Bones: My typical production style is definitely, a little more Electronic/Pop-oriented, but I actively, strayed away from that on this project. I tried to strip down to the basics, keep it lean, and used samples that spoke for themselves. Also, I tried to make the drums as organic as possible. Stayed away from quantizing to the grid as much as possible, in order to bring out the natural rhythms of the samples. Usually, after getting the drums in place, I'd bring out the bass, either by adding my own below or throwing a low pass on the sample and boosting it up to the forefront. I used a lot of side-chain compression in order to make the samples mesh with the drums and additional instrumentation. The production is actually, very simple on this project—lots of kicks on 1 and 2 and snares on 2 and 4. "Easy Come, Easy Go" is an exception... that track is actually, in 6/8 time. In the verse, Henry actually, says: "making this beat, "Bones" and I had a predicament." Very true... that one took a while to get the drum pocket to sound right.
XI. What type of projects and initiative do you currently have planned to be released and unveiled throughout the remainder of 2018? Any particular Cool Side of The Pillow singles, videos, remixes, tour dates, etc. or post-album projects you can speak on just yet?
Canyons: So, I have a promo joint that I cut to help push the album and European SULTANS OF SPRING TOUR [with PremRock & Fresh Kils] that starts 4/18, right after Cool Side drops.
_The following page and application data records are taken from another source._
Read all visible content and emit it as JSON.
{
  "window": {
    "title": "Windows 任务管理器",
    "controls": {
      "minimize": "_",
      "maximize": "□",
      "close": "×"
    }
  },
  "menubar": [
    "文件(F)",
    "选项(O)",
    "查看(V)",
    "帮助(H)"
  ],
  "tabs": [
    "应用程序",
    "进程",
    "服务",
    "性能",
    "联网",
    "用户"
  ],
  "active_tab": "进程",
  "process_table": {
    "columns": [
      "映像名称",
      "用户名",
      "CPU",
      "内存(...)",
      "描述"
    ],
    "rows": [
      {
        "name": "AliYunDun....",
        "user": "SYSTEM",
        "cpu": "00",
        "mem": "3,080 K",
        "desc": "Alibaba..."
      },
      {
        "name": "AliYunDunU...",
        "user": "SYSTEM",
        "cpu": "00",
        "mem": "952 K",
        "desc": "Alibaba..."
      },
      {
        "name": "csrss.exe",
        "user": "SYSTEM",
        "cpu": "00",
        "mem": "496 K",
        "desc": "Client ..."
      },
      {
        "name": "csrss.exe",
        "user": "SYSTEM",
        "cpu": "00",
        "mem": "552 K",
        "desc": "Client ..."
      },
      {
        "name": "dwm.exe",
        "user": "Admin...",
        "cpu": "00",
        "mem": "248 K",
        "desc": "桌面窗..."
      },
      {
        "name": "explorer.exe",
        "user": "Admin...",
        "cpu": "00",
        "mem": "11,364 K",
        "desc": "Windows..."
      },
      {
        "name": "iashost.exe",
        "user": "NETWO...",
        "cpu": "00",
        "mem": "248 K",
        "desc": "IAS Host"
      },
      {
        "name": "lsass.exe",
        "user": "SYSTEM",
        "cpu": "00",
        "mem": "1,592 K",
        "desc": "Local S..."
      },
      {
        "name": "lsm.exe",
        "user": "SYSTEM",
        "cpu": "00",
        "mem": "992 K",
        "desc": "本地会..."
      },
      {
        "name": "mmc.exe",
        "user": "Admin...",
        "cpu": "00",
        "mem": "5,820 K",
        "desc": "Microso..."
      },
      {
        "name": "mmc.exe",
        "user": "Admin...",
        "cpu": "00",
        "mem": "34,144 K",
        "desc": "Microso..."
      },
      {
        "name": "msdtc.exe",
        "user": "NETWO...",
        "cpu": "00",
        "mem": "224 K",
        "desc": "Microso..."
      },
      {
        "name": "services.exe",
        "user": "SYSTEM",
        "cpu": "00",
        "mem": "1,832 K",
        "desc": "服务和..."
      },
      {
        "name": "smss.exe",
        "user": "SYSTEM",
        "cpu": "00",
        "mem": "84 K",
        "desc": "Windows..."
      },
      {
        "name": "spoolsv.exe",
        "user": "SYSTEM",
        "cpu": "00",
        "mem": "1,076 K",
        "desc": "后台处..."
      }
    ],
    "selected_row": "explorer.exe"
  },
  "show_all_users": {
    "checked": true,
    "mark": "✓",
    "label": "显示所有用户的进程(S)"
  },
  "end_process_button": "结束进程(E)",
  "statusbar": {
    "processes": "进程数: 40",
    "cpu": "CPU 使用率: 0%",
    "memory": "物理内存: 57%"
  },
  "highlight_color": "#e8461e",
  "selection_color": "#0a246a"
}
I am in the middle of working on a variety of videos and I am very excited about what I have in store, visually. There is a variety of styles, production, narratives, and fun things coming out. I'm also, working on a few remixes. There will be a series of new album-related content coming out throughout 2018. Also, I will be hitting the road again... and again... and again. As soon as I get details on a Fall tour schedule, I will let people know about it!
XII. Now, this might be a bit of an odd question, with Cool Side of The Pillow just now being released... but who might be some "dream" collaborators for your next project? How close are any of those to realistically, coming to fruition?
Canyons: I mean, there are some of my artistic heroes, that I would love to work with, that I grew up listening to like, Yasiin Bey (Mos Def,) Nas, Plug One [Posdnuos], Madlib, D'Angelo, Erykah Badu, The Alchemist, and Aesop Rock—that would a life-changing experience for me; there are a lot of artists that I listen to that are making some really amazing music, that I think would yield an interesting and fun collaboration. Busdriver, Nocando, Knxwledge, Samiyam, Quelle Chris, Jonwayne, doing another song with Open Mike [Eagle] would be awesome, milo, Elucid, and rocking with billy woods always pushes me to "raise the bar" in my writing. Toro Y Moi and Tom Misch would be awesome to work with. As for what can come to fruition, I’m just gonna keep working and we’ll see where things lead.
I just want to thank you for having me on The Witzard, man! It was a pleasure talking and working with you on this. I'm a fan of what you do and thanks again for the support.